▶ **INPUT MATERIAL**:
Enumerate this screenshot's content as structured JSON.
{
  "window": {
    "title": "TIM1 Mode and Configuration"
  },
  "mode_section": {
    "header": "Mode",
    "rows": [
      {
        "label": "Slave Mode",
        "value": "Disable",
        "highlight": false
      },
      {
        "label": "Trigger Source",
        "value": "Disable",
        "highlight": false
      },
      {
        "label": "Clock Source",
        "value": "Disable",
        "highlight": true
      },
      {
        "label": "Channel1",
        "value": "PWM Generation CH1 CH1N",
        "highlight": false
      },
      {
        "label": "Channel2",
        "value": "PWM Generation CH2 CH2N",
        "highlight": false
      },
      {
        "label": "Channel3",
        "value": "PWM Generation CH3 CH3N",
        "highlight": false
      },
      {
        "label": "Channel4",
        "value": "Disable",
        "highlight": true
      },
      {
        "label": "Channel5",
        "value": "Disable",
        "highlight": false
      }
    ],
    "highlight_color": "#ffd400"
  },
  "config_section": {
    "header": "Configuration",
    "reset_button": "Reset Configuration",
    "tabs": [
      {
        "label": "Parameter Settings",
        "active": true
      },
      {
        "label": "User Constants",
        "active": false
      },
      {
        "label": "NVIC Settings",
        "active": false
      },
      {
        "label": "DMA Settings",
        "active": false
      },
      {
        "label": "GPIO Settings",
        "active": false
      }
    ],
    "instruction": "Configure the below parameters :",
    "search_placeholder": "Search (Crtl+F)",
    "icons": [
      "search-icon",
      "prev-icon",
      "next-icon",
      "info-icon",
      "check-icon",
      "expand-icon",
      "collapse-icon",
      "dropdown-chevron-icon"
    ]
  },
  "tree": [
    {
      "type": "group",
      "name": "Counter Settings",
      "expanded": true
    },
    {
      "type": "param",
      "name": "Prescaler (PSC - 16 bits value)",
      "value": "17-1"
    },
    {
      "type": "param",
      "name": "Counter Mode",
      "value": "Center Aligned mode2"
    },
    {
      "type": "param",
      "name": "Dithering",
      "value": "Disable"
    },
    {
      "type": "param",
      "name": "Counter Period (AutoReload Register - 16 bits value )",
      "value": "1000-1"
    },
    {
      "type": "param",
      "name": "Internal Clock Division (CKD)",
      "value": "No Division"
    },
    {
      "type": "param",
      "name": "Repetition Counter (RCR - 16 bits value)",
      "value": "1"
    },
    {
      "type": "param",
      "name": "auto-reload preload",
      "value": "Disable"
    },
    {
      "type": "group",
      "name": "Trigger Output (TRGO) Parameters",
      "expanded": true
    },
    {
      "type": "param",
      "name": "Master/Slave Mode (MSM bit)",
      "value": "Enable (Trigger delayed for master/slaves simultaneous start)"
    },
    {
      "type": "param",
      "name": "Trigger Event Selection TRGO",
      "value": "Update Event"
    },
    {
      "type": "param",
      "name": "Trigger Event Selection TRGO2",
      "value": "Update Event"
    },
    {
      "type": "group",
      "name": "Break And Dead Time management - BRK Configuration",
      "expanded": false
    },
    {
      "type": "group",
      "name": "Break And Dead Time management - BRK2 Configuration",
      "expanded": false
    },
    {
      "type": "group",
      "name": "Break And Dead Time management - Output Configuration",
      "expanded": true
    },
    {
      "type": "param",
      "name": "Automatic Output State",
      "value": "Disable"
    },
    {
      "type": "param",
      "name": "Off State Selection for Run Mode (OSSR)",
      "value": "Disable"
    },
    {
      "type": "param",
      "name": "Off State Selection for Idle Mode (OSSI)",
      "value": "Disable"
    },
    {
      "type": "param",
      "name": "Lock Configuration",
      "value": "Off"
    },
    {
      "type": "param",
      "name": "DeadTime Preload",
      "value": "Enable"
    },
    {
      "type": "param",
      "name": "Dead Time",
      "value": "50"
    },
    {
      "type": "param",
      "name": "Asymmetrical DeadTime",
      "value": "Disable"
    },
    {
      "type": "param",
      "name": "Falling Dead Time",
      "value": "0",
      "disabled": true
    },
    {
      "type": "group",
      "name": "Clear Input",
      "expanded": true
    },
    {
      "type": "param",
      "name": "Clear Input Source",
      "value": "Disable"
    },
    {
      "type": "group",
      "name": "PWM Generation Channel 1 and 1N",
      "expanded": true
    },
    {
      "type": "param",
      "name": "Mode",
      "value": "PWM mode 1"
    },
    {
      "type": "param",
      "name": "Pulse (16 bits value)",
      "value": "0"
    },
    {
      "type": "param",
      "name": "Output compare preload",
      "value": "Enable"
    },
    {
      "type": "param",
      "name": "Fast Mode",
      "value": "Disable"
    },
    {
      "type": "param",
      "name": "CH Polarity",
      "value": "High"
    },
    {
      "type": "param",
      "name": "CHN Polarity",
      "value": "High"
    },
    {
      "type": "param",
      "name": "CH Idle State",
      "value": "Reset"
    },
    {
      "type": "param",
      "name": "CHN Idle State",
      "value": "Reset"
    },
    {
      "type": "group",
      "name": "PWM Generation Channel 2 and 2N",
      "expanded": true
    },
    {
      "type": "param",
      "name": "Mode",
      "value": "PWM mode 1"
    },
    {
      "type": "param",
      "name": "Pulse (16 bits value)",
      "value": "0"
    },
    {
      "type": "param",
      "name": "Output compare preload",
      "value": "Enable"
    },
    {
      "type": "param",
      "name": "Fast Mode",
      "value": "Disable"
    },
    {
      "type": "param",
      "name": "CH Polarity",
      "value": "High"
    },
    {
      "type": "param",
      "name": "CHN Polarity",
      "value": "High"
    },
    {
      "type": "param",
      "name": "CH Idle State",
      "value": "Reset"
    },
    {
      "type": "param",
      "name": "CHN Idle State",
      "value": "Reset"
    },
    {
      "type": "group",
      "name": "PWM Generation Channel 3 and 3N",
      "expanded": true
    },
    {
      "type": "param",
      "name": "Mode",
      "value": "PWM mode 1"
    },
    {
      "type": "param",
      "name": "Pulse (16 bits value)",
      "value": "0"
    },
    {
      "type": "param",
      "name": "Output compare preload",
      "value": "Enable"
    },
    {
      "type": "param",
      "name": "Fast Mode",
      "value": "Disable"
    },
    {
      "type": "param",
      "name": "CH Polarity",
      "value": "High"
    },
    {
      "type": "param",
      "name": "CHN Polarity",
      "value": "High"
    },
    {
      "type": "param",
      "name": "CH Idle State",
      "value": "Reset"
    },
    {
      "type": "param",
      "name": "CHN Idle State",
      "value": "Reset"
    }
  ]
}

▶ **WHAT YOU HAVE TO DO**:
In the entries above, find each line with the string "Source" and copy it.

▶ **ANSWER BELOW**:
        "label": "Trigger Source",
        "label": "Clock Source",
      "name": "Clear Input Source",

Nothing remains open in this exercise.